### [TASK DETAILS]
Every entry that follows should be written out again exactly.

### [MATERIALS PROVIDED]
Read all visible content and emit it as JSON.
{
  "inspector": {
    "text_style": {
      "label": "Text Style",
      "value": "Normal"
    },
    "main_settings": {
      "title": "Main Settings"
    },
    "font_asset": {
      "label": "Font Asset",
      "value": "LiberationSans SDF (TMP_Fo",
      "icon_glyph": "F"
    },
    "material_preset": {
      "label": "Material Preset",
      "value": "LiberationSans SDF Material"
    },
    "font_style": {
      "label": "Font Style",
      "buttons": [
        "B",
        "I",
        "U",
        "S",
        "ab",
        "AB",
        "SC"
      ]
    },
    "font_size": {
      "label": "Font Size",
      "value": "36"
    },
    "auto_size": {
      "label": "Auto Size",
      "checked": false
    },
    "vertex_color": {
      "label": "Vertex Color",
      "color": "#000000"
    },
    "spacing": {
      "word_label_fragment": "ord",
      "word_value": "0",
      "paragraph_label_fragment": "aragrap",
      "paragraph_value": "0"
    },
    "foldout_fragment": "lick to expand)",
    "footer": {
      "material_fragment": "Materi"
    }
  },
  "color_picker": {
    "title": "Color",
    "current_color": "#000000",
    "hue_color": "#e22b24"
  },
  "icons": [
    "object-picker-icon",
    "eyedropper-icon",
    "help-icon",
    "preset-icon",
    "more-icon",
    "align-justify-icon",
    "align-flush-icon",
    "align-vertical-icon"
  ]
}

### [TASK RESPONSE]
Read all visible content and emit it as JSON.
{
  "inspector": {
    "text_style": {
      "label": "Text Style",
      "value": "Normal"
    },
    "main_settings": {
      "title": "Main Settings"
    },
    "font_asset": {
      "label": "Font Asset",
      "value": "LiberationSans SDF (TMP_Fo",
      "icon_glyph": "F"
    },
    "material_preset": {
      "label": "Material Preset",
      "value": "LiberationSans SDF Material"
    },
    "font_style": {
      "label": "Font Style",
      "buttons": [
        "B",
        "I",
        "U",
        "S",
        "ab",
        "AB",
        "SC"
      ]
    },
    "font_size": {
      "label": "Font Size",
      "value": "36"
    },
    "auto_size": {
      "label": "Auto Size",
      "checked": false
    },
    "vertex_color": {
      "label": "Vertex Color",
      "color": "#000000"
    },
    "spacing": {
      "word_label_fragment": "ord",
      "word_value": "0",
      "paragraph_label_fragment": "aragrap",
      "paragraph_value": "0"
    },
    "foldout_fragment": "lick to expand)",
    "footer": {
      "material_fragment": "Materi"
    }
  },
  "color_picker": {
    "title": "Color",
    "current_color": "#000000",
    "hue_color": "#e22b24"
  },
  "icons": [
    "object-picker-icon",
    "eyedropper-icon",
    "help-icon",
    "preset-icon",
    "more-icon",
    "align-justify-icon",
    "align-flush-icon",
    "align-vertical-icon"
  ]
}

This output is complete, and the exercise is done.